►

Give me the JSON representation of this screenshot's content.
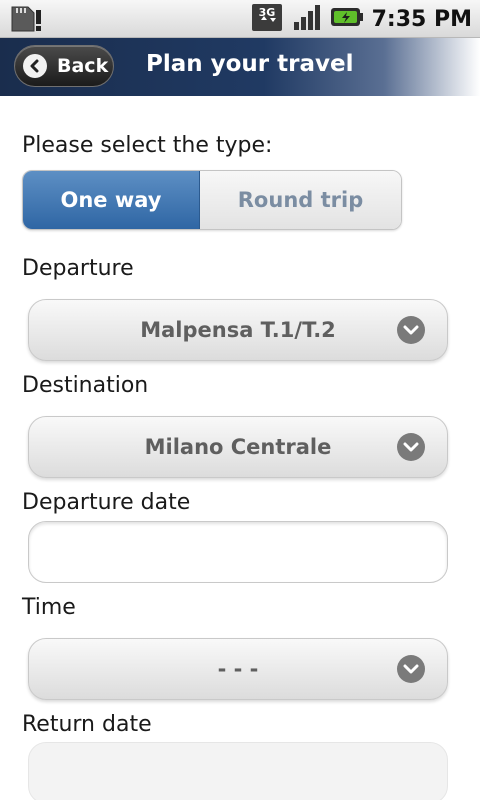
{
  "status_bar": {
    "time": "7:35 PM",
    "icons": [
      "sd-card-alert-icon",
      "3g-data-icon",
      "signal-icon",
      "battery-charging-icon"
    ],
    "network_label": "3G"
  },
  "header": {
    "back_label": "Back",
    "title": "Plan your travel"
  },
  "form": {
    "type_label": "Please select the type:",
    "type_options": [
      "One way",
      "Round trip"
    ],
    "type_selected": "One way",
    "departure_label": "Departure",
    "departure_value": "Malpensa T.1/T.2",
    "destination_label": "Destination",
    "destination_value": "Milano Centrale",
    "departure_date_label": "Departure date",
    "departure_date_value": "",
    "time_label": "Time",
    "time_value": "- - -",
    "return_date_label": "Return date",
    "return_date_value": ""
  },
  "colors": {
    "header_dark": "#1a2d4d",
    "segment_active": "#2f66a4",
    "segment_inactive_text": "#7b8da2"
  }
}
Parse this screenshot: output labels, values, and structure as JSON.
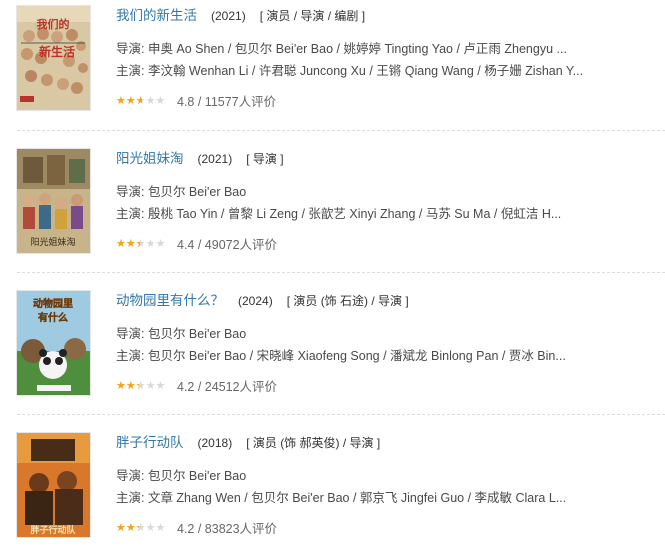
{
  "movies": [
    {
      "title": "我们的新生活",
      "year": "(2021)",
      "roles": "[ 演员 / 导演 / 编剧 ]",
      "directors": "导演: 申奥 Ao Shen / 包贝尔 Bei'er Bao / 姚婷婷 Tingting Yao / 卢正雨 Zhengyu ...",
      "cast": "主演: 李汶翰 Wenhan Li / 许君聪 Juncong Xu / 王锵 Qiang Wang / 杨子姗 Zishan Y...",
      "rating": 4.8,
      "rating_text": "4.8 / 11577人评价",
      "poster_colors": [
        "#d7c7a6",
        "#b8342a",
        "#2f2a25"
      ],
      "poster_text": "我们的新生活"
    },
    {
      "title": "阳光姐妹淘",
      "year": "(2021)",
      "roles": "[ 导演 ]",
      "directors": "导演: 包贝尔 Bei'er Bao",
      "cast": "主演: 殷桃 Tao Yin / 曾黎 Li Zeng / 张歆艺 Xinyi Zhang / 马苏 Su Ma / 倪虹洁 H...",
      "rating": 4.4,
      "rating_text": "4.4 / 49072人评价",
      "poster_colors": [
        "#c6b48a",
        "#8e6a45",
        "#4f6c48"
      ],
      "poster_text": "阳光姐妹淘"
    },
    {
      "title": "动物园里有什么？",
      "year": "(2024)",
      "roles": "[ 演员 (饰 石途) / 导演 ]",
      "directors": "导演: 包贝尔 Bei'er Bao",
      "cast": "主演: 包贝尔 Bei'er Bao / 宋晓峰 Xiaofeng Song / 潘斌龙 Binlong Pan / 贾冰 Bin...",
      "rating": 4.2,
      "rating_text": "4.2 / 24512人评价",
      "poster_colors": [
        "#8fc1dc",
        "#4a8a3a",
        "#e8c33a"
      ],
      "poster_text": "动物园里有什么"
    },
    {
      "title": "胖子行动队",
      "year": "(2018)",
      "roles": "[ 演员 (饰 郝英俊) / 导演 ]",
      "directors": "导演: 包贝尔 Bei'er Bao",
      "cast": "主演: 文章 Zhang Wen / 包贝尔 Bei'er Bao / 郭京飞 Jingfei Guo / 李成敏 Clara L...",
      "rating": 4.2,
      "rating_text": "4.2 / 83823人评价",
      "poster_colors": [
        "#d9782a",
        "#7a3a12",
        "#2a1a10"
      ],
      "poster_text": "胖子行动队"
    }
  ],
  "star_glyphs": "★★★★★"
}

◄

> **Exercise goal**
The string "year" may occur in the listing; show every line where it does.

> **Expected answer**
      "year": "(2021)",
      "year": "(2021)",
      "year": "(2024)",
      "year": "(2018)",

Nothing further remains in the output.